## Your assignment
Return a copy of every line in the data below that contains "protections".
********
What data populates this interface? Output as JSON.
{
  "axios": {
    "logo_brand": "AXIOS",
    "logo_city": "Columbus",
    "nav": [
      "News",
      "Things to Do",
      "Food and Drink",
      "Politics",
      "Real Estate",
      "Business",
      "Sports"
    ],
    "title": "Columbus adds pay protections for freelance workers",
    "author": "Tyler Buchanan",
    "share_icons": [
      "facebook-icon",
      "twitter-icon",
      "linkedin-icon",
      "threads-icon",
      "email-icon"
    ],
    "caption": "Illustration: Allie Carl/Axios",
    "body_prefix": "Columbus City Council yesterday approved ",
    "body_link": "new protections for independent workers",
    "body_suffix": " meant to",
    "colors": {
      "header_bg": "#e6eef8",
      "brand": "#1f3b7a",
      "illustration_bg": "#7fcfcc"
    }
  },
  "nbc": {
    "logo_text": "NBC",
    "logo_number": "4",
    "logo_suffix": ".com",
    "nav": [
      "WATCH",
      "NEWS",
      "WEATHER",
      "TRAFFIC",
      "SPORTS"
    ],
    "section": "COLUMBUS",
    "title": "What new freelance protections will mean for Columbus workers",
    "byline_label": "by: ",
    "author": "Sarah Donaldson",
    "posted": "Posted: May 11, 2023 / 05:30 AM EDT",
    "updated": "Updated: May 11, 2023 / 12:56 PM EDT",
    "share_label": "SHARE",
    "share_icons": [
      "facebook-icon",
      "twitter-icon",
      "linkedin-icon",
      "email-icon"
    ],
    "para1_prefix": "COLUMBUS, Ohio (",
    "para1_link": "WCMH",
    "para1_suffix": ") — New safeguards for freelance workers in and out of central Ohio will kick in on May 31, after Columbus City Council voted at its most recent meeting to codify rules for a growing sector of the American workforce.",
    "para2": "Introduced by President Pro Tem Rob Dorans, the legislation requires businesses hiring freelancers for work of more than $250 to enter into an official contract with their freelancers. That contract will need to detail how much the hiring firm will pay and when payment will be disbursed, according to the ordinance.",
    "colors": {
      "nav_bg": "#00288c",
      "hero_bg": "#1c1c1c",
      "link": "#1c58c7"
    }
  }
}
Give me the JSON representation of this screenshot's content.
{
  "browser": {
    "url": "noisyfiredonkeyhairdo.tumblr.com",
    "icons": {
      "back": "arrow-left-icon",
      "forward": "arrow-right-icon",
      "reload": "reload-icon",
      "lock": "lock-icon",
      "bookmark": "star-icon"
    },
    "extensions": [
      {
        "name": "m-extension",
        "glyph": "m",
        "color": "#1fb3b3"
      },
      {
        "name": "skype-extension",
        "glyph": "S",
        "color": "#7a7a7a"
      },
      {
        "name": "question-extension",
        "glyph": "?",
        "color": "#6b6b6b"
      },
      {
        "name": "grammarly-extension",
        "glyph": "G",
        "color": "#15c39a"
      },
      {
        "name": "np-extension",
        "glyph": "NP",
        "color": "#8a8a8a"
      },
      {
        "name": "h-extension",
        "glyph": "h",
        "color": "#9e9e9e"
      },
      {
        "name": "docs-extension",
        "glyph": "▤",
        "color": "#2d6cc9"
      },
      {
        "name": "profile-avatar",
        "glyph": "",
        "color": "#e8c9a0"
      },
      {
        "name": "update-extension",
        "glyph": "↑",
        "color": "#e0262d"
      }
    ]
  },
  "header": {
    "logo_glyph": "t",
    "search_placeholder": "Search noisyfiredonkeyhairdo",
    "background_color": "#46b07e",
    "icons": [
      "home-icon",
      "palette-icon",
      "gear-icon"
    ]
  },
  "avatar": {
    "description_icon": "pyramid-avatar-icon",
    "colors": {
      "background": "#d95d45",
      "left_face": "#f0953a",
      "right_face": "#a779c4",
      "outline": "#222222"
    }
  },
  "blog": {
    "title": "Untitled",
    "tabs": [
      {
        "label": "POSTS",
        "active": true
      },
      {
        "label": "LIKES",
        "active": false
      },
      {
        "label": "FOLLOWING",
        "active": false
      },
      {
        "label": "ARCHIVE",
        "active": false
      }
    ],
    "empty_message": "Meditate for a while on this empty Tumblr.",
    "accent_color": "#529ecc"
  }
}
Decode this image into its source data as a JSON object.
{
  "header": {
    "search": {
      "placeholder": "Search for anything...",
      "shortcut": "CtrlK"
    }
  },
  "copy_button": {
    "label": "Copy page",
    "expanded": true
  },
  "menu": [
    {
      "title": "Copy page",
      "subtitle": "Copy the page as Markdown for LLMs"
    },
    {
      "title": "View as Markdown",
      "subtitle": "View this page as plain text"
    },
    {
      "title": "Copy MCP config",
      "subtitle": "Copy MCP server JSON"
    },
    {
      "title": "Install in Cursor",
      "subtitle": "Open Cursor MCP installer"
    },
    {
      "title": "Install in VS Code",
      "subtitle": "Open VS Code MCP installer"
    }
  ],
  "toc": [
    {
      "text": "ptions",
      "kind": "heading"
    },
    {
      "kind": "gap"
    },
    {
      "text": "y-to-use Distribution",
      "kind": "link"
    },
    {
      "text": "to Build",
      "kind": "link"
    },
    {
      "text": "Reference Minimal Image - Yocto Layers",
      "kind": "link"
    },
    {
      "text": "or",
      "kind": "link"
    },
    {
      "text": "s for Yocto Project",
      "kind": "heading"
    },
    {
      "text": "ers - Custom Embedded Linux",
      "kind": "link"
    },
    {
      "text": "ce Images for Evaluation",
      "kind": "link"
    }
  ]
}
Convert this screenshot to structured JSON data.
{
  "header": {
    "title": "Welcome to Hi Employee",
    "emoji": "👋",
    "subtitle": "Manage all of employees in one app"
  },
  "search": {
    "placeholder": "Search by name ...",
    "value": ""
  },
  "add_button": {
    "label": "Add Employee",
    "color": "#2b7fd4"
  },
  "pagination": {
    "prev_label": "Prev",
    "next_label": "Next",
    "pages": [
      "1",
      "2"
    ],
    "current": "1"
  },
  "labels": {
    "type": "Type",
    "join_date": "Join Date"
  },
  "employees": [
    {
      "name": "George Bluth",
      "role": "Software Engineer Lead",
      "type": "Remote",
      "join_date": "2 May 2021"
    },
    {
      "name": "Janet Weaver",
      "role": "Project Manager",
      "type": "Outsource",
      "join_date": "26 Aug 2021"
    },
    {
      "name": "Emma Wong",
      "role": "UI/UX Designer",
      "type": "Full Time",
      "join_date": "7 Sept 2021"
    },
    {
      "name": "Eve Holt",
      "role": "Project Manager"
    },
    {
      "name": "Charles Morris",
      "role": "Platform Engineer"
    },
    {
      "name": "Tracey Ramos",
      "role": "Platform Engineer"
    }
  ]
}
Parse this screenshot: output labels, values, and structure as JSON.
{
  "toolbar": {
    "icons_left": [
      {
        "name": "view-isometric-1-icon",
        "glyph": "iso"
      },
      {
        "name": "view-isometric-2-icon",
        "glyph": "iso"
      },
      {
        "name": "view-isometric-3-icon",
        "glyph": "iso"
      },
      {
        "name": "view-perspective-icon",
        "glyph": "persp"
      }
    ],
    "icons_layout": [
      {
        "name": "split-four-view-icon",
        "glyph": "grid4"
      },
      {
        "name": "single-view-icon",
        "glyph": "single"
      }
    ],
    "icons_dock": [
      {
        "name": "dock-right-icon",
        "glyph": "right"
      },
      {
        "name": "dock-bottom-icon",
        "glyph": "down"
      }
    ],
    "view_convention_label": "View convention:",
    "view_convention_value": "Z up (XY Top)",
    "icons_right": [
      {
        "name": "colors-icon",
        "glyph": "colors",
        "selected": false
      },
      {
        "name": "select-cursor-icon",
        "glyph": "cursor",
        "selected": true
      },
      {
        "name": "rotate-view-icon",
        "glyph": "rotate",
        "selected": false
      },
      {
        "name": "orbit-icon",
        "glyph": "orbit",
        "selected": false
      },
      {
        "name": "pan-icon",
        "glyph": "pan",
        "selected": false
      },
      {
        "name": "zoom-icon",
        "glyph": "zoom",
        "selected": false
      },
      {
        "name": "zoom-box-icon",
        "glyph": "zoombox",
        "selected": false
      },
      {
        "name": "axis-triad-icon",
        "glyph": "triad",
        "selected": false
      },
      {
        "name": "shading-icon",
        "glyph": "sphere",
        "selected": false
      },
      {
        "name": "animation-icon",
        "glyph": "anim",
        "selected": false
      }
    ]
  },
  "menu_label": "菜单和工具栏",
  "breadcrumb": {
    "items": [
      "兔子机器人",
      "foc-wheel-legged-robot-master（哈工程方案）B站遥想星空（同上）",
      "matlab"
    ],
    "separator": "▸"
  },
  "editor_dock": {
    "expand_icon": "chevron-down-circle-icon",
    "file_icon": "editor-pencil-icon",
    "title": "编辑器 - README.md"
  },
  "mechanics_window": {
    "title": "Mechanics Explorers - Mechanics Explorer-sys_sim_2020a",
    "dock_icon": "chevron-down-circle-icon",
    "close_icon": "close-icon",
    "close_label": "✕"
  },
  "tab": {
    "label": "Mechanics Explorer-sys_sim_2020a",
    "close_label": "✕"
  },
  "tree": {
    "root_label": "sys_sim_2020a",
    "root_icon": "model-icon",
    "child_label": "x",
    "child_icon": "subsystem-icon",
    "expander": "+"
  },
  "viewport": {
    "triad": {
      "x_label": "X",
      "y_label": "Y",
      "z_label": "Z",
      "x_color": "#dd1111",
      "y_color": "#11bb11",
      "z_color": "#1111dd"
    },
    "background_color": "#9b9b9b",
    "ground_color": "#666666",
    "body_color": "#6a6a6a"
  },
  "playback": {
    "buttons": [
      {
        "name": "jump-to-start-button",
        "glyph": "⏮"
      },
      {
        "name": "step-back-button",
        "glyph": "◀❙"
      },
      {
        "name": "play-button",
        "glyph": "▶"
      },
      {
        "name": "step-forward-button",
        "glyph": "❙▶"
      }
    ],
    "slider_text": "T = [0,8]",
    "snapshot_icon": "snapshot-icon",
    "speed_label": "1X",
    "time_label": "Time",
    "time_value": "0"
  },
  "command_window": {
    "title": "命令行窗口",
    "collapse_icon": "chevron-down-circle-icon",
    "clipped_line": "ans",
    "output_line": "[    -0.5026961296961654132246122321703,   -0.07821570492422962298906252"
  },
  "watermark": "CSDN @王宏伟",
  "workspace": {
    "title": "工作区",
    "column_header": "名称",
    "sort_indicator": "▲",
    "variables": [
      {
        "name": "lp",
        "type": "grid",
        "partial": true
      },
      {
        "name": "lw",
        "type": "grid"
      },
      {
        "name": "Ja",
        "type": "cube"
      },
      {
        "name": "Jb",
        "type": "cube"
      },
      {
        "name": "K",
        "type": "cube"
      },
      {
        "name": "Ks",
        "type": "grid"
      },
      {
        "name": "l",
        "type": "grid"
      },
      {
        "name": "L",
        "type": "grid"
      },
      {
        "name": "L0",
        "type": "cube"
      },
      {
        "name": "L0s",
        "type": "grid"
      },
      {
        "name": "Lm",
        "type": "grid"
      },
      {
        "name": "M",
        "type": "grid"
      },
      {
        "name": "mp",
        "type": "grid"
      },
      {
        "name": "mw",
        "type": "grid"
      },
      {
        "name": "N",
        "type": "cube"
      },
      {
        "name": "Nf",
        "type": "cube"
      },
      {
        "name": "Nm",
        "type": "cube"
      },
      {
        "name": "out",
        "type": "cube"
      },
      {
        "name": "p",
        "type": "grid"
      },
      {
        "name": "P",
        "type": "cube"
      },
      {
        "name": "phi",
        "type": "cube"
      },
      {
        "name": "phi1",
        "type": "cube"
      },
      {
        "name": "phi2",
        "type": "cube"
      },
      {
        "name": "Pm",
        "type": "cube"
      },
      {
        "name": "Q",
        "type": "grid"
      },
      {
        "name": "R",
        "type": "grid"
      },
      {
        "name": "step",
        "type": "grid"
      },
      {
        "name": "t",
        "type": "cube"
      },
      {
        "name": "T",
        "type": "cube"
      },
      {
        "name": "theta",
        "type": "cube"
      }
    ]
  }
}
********
## Written response
    "title": "Columbus adds pay protections for freelance workers",
    "body_link": "new protections for independent workers",
    "title": "What new freelance protections will mean for Columbus workers",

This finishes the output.